* [Record excerpts]:
┄┄┄┄┄┄┄┄┄┄

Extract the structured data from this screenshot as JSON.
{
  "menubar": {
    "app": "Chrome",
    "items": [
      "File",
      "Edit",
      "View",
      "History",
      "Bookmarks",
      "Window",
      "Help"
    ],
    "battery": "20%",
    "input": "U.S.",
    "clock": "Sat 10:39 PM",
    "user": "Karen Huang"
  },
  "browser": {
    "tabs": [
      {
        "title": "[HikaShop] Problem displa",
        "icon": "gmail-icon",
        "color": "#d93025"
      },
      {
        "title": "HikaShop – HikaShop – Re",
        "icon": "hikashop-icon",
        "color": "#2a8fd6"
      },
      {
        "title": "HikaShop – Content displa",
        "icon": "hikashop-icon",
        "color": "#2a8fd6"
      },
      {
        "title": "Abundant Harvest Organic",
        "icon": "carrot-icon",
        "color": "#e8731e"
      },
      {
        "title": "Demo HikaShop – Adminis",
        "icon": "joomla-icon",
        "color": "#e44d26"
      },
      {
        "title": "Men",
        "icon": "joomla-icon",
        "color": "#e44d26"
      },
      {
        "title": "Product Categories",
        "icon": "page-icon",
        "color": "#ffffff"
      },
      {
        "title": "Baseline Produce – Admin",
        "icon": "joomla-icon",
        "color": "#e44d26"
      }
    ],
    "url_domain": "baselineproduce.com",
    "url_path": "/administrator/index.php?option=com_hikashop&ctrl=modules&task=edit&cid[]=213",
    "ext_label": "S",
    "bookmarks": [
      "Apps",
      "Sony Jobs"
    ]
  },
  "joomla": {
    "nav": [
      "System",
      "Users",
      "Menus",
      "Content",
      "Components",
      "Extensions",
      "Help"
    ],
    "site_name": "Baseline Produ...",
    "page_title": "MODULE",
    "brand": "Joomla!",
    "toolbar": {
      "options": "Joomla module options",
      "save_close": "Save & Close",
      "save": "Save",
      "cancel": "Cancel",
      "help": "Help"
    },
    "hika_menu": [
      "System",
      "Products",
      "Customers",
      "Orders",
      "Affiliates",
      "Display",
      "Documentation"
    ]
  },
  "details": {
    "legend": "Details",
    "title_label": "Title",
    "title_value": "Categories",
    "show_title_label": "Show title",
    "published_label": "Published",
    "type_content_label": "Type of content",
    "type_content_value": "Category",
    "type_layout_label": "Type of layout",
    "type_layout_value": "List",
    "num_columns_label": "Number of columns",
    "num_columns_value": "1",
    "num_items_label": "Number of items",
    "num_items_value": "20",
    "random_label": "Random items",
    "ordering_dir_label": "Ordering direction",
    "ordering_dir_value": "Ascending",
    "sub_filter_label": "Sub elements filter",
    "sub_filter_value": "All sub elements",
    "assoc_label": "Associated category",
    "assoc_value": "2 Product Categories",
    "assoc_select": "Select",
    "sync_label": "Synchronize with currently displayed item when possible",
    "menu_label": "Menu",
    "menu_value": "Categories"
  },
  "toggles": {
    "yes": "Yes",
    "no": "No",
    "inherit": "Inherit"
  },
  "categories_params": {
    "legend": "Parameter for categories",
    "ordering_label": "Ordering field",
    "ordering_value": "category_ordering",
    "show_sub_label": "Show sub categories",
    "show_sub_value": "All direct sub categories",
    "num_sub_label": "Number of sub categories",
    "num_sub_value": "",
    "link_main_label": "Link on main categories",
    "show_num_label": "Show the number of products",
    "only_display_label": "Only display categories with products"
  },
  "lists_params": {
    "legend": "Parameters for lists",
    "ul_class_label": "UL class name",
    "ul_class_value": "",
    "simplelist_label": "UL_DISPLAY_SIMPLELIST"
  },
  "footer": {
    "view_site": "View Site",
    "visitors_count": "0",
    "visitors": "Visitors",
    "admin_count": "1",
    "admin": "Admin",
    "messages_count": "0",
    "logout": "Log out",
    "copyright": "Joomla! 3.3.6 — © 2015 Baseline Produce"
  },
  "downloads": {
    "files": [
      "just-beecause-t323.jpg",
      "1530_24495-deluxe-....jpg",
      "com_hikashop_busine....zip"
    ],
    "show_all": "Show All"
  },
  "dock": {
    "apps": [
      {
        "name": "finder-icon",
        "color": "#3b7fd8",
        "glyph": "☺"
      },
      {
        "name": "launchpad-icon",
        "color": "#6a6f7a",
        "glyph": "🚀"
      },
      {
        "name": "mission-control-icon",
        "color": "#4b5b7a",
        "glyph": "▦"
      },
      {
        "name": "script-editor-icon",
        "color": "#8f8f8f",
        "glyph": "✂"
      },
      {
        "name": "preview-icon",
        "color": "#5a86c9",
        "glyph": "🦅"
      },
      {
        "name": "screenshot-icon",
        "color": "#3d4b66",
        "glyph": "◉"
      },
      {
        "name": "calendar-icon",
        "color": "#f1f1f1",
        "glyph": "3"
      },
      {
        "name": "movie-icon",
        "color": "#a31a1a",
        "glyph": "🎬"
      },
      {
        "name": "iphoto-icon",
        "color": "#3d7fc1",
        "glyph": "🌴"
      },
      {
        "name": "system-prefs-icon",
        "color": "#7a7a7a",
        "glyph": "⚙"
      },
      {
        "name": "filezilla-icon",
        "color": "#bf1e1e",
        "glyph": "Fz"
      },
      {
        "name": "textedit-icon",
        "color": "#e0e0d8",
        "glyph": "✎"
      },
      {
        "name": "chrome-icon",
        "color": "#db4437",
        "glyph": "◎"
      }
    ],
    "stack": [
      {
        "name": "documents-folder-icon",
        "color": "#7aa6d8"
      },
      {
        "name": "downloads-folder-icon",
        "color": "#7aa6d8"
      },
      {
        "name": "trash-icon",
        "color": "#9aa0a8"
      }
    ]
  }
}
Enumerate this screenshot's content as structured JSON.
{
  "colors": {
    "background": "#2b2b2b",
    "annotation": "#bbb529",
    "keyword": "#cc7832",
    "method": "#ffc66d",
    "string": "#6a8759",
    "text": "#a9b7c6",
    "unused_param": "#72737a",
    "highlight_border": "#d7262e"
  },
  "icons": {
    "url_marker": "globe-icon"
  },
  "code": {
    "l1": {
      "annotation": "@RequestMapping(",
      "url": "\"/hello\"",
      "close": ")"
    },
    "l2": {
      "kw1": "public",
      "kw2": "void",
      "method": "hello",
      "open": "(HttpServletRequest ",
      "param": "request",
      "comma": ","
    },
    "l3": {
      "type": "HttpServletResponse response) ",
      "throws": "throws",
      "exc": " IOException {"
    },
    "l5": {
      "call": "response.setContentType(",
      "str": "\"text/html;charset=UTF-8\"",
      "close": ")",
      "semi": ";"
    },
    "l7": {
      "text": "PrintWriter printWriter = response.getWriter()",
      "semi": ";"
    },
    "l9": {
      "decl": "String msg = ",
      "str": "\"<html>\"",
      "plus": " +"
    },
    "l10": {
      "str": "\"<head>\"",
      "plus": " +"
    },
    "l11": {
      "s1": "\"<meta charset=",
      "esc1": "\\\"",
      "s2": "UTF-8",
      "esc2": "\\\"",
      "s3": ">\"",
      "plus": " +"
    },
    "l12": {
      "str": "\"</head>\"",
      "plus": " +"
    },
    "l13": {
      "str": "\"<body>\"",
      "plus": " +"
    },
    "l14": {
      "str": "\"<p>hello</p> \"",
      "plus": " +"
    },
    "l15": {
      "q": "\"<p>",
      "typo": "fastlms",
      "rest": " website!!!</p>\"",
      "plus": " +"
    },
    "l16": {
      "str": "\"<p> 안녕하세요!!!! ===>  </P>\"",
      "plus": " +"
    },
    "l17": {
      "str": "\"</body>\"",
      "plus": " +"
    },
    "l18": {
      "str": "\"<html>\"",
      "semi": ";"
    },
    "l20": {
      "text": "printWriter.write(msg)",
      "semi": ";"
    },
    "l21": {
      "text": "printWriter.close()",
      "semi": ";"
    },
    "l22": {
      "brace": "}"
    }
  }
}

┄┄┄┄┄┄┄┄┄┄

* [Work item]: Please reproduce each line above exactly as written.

* [Response for this exercise]:
Extract the structured data from this screenshot as JSON.
{
  "menubar": {
    "app": "Chrome",
    "items": [
      "File",
      "Edit",
      "View",
      "History",
      "Bookmarks",
      "Window",
      "Help"
    ],
    "battery": "20%",
    "input": "U.S.",
    "clock": "Sat 10:39 PM",
    "user": "Karen Huang"
  },
  "browser": {
    "tabs": [
      {
        "title": "[HikaShop] Problem displa",
        "icon": "gmail-icon",
        "color": "#d93025"
      },
      {
        "title": "HikaShop – HikaShop – Re",
        "icon": "hikashop-icon",
        "color": "#2a8fd6"
      },
      {
        "title": "HikaShop – Content displa",
        "icon": "hikashop-icon",
        "color": "#2a8fd6"
      },
      {
        "title": "Abundant Harvest Organic",
        "icon": "carrot-icon",
        "color": "#e8731e"
      },
      {
        "title": "Demo HikaShop – Adminis",
        "icon": "joomla-icon",
        "color": "#e44d26"
      },
      {
        "title": "Men",
        "icon": "joomla-icon",
        "color": "#e44d26"
      },
      {
        "title": "Product Categories",
        "icon": "page-icon",
        "color": "#ffffff"
      },
      {
        "title": "Baseline Produce – Admin",
        "icon": "joomla-icon",
        "color": "#e44d26"
      }
    ],
    "url_domain": "baselineproduce.com",
    "url_path": "/administrator/index.php?option=com_hikashop&ctrl=modules&task=edit&cid[]=213",
    "ext_label": "S",
    "bookmarks": [
      "Apps",
      "Sony Jobs"
    ]
  },
  "joomla": {
    "nav": [
      "System",
      "Users",
      "Menus",
      "Content",
      "Components",
      "Extensions",
      "Help"
    ],
    "site_name": "Baseline Produ...",
    "page_title": "MODULE",
    "brand": "Joomla!",
    "toolbar": {
      "options": "Joomla module options",
      "save_close": "Save & Close",
      "save": "Save",
      "cancel": "Cancel",
      "help": "Help"
    },
    "hika_menu": [
      "System",
      "Products",
      "Customers",
      "Orders",
      "Affiliates",
      "Display",
      "Documentation"
    ]
  },
  "details": {
    "legend": "Details",
    "title_label": "Title",
    "title_value": "Categories",
    "show_title_label": "Show title",
    "published_label": "Published",
    "type_content_label": "Type of content",
    "type_content_value": "Category",
    "type_layout_label": "Type of layout",
    "type_layout_value": "List",
    "num_columns_label": "Number of columns",
    "num_columns_value": "1",
    "num_items_label": "Number of items",
    "num_items_value": "20",
    "random_label": "Random items",
    "ordering_dir_label": "Ordering direction",
    "ordering_dir_value": "Ascending",
    "sub_filter_label": "Sub elements filter",
    "sub_filter_value": "All sub elements",
    "assoc_label": "Associated category",
    "assoc_value": "2 Product Categories",
    "assoc_select": "Select",
    "sync_label": "Synchronize with currently displayed item when possible",
    "menu_label": "Menu",
    "menu_value": "Categories"
  },
  "toggles": {
    "yes": "Yes",
    "no": "No",
    "inherit": "Inherit"
  },
  "categories_params": {
    "legend": "Parameter for categories",
    "ordering_label": "Ordering field",
    "ordering_value": "category_ordering",
    "show_sub_label": "Show sub categories",
    "show_sub_value": "All direct sub categories",
    "num_sub_label": "Number of sub categories",
    "num_sub_value": "",
    "link_main_label": "Link on main categories",
    "show_num_label": "Show the number of products",
    "only_display_label": "Only display categories with products"
  },
  "lists_params": {
    "legend": "Parameters for lists",
    "ul_class_label": "UL class name",
    "ul_class_value": "",
    "simplelist_label": "UL_DISPLAY_SIMPLELIST"
  },
  "footer": {
    "view_site": "View Site",
    "visitors_count": "0",
    "visitors": "Visitors",
    "admin_count": "1",
    "admin": "Admin",
    "messages_count": "0",
    "logout": "Log out",
    "copyright": "Joomla! 3.3.6 — © 2015 Baseline Produce"
  },
  "downloads": {
    "files": [
      "just-beecause-t323.jpg",
      "1530_24495-deluxe-....jpg",
      "com_hikashop_busine....zip"
    ],
    "show_all": "Show All"
  },
  "dock": {
    "apps": [
      {
        "name": "finder-icon",
        "color": "#3b7fd8",
        "glyph": "☺"
      },
      {
        "name": "launchpad-icon",
        "color": "#6a6f7a",
        "glyph": "🚀"
      },
      {
        "name": "mission-control-icon",
        "color": "#4b5b7a",
        "glyph": "▦"
      },
      {
        "name": "script-editor-icon",
        "color": "#8f8f8f",
        "glyph": "✂"
      },
      {
        "name": "preview-icon",
        "color": "#5a86c9",
        "glyph": "🦅"
      },
      {
        "name": "screenshot-icon",
        "color": "#3d4b66",
        "glyph": "◉"
      },
      {
        "name": "calendar-icon",
        "color": "#f1f1f1",
        "glyph": "3"
      },
      {
        "name": "movie-icon",
        "color": "#a31a1a",
        "glyph": "🎬"
      },
      {
        "name": "iphoto-icon",
        "color": "#3d7fc1",
        "glyph": "🌴"
      },
      {
        "name": "system-prefs-icon",
        "color": "#7a7a7a",
        "glyph": "⚙"
      },
      {
        "name": "filezilla-icon",
        "color": "#bf1e1e",
        "glyph": "Fz"
      },
      {
        "name": "textedit-icon",
        "color": "#e0e0d8",
        "glyph": "✎"
      },
      {
        "name": "chrome-icon",
        "color": "#db4437",
        "glyph": "◎"
      }
    ],
    "stack": [
      {
        "name": "documents-folder-icon",
        "color": "#7aa6d8"
      },
      {
        "name": "downloads-folder-icon",
        "color": "#7aa6d8"
      },
      {
        "name": "trash-icon",
        "color": "#9aa0a8"
      }
    ]
  }
}
Enumerate this screenshot's content as structured JSON.
{
  "colors": {
    "background": "#2b2b2b",
    "annotation": "#bbb529",
    "keyword": "#cc7832",
    "method": "#ffc66d",
    "string": "#6a8759",
    "text": "#a9b7c6",
    "unused_param": "#72737a",
    "highlight_border": "#d7262e"
  },
  "icons": {
    "url_marker": "globe-icon"
  },
  "code": {
    "l1": {
      "annotation": "@RequestMapping(",
      "url": "\"/hello\"",
      "close": ")"
    },
    "l2": {
      "kw1": "public",
      "kw2": "void",
      "method": "hello",
      "open": "(HttpServletRequest ",
      "param": "request",
      "comma": ","
    },
    "l3": {
      "type": "HttpServletResponse response) ",
      "throws": "throws",
      "exc": " IOException {"
    },
    "l5": {
      "call": "response.setContentType(",
      "str": "\"text/html;charset=UTF-8\"",
      "close": ")",
      "semi": ";"
    },
    "l7": {
      "text": "PrintWriter printWriter = response.getWriter()",
      "semi": ";"
    },
    "l9": {
      "decl": "String msg = ",
      "str": "\"<html>\"",
      "plus": " +"
    },
    "l10": {
      "str": "\"<head>\"",
      "plus": " +"
    },
    "l11": {
      "s1": "\"<meta charset=",
      "esc1": "\\\"",
      "s2": "UTF-8",
      "esc2": "\\\"",
      "s3": ">\"",
      "plus": " +"
    },
    "l12": {
      "str": "\"</head>\"",
      "plus": " +"
    },
    "l13": {
      "str": "\"<body>\"",
      "plus": " +"
    },
    "l14": {
      "str": "\"<p>hello</p> \"",
      "plus": " +"
    },
    "l15": {
      "q": "\"<p>",
      "typo": "fastlms",
      "rest": " website!!!</p>\"",
      "plus": " +"
    },
    "l16": {
      "str": "\"<p> 안녕하세요!!!! ===>  </P>\"",
      "plus": " +"
    },
    "l17": {
      "str": "\"</body>\"",
      "plus": " +"
    },
    "l18": {
      "str": "\"<html>\"",
      "semi": ";"
    },
    "l20": {
      "text": "printWriter.write(msg)",
      "semi": ";"
    },
    "l21": {
      "text": "printWriter.close()",
      "semi": ";"
    },
    "l22": {
      "brace": "}"
    }
  }
}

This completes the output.